::: Supplied data :::

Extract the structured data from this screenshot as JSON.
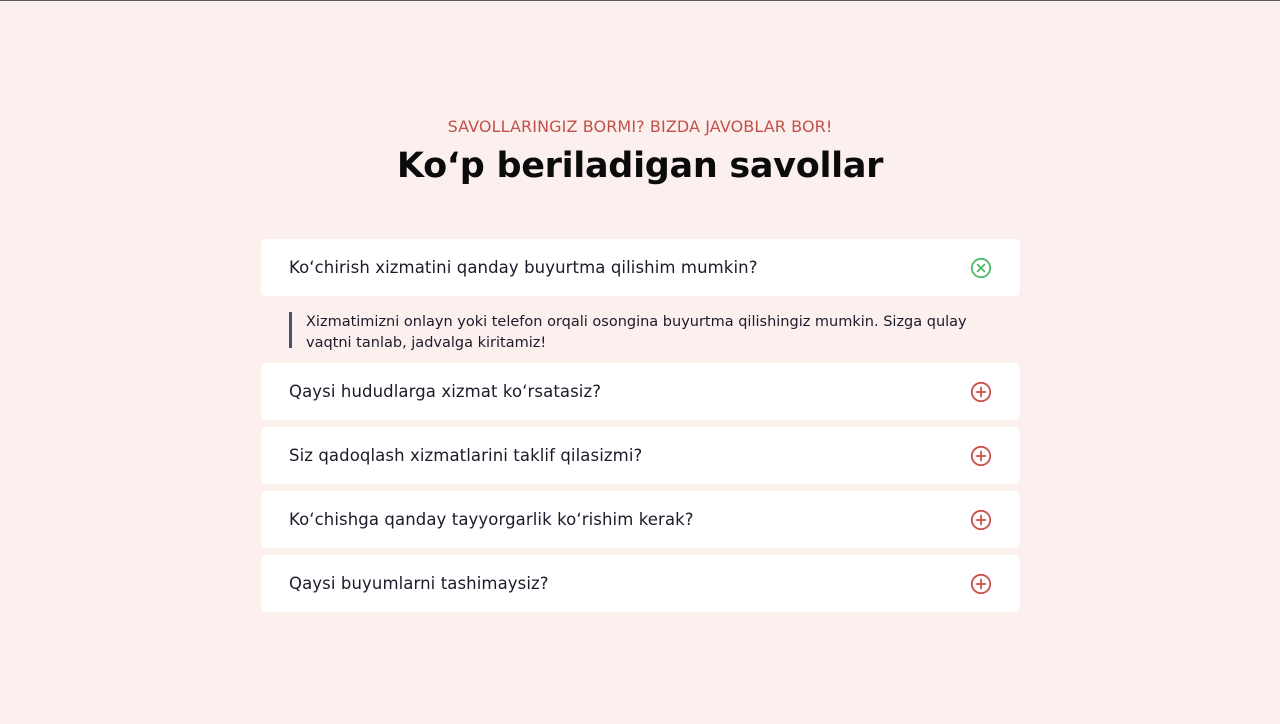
{
  "section": {
    "eyebrow": "SAVOLLARINGIZ BORMI? BIZDA JAVOBLAR BOR!",
    "title": "Ko‘p beriladigan savollar"
  },
  "faq": {
    "items": [
      {
        "question": "Ko‘chirish xizmatini qanday buyurtma qilishim mumkin?",
        "answer": "Xizmatimizni onlayn yoki telefon orqali osongina buyurtma qilishingiz mumkin. Sizga qulay vaqtni tanlab, jadvalga kiritamiz!",
        "expanded": true,
        "icon": "close-circle-icon"
      },
      {
        "question": "Qaysi hududlarga xizmat ko‘rsatasiz?",
        "expanded": false,
        "icon": "plus-circle-icon"
      },
      {
        "question": "Siz qadoqlash xizmatlarini taklif qilasizmi?",
        "expanded": false,
        "icon": "plus-circle-icon"
      },
      {
        "question": "Ko‘chishga qanday tayyorgarlik ko‘rishim kerak?",
        "expanded": false,
        "icon": "plus-circle-icon"
      },
      {
        "question": "Qaysi buyumlarni tashimaysiz?",
        "expanded": false,
        "icon": "plus-circle-icon"
      }
    ]
  },
  "colors": {
    "background": "#fcf0ef",
    "accent_red": "#c2504a",
    "icon_green": "#4cba6a",
    "icon_red": "#c9504b",
    "card": "#ffffff",
    "answer_rule": "#4d4f6b"
  }
}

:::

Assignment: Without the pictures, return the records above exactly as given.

Exercise output:
Extract the structured data from this screenshot as JSON.
{
  "section": {
    "eyebrow": "SAVOLLARINGIZ BORMI? BIZDA JAVOBLAR BOR!",
    "title": "Ko‘p beriladigan savollar"
  },
  "faq": {
    "items": [
      {
        "question": "Ko‘chirish xizmatini qanday buyurtma qilishim mumkin?",
        "answer": "Xizmatimizni onlayn yoki telefon orqali osongina buyurtma qilishingiz mumkin. Sizga qulay vaqtni tanlab, jadvalga kiritamiz!",
        "expanded": true,
        "icon": "close-circle-icon"
      },
      {
        "question": "Qaysi hududlarga xizmat ko‘rsatasiz?",
        "expanded": false,
        "icon": "plus-circle-icon"
      },
      {
        "question": "Siz qadoqlash xizmatlarini taklif qilasizmi?",
        "expanded": false,
        "icon": "plus-circle-icon"
      },
      {
        "question": "Ko‘chishga qanday tayyorgarlik ko‘rishim kerak?",
        "expanded": false,
        "icon": "plus-circle-icon"
      },
      {
        "question": "Qaysi buyumlarni tashimaysiz?",
        "expanded": false,
        "icon": "plus-circle-icon"
      }
    ]
  },
  "colors": {
    "background": "#fcf0ef",
    "accent_red": "#c2504a",
    "icon_green": "#4cba6a",
    "icon_red": "#c9504b",
    "card": "#ffffff",
    "answer_rule": "#4d4f6b"
  }
}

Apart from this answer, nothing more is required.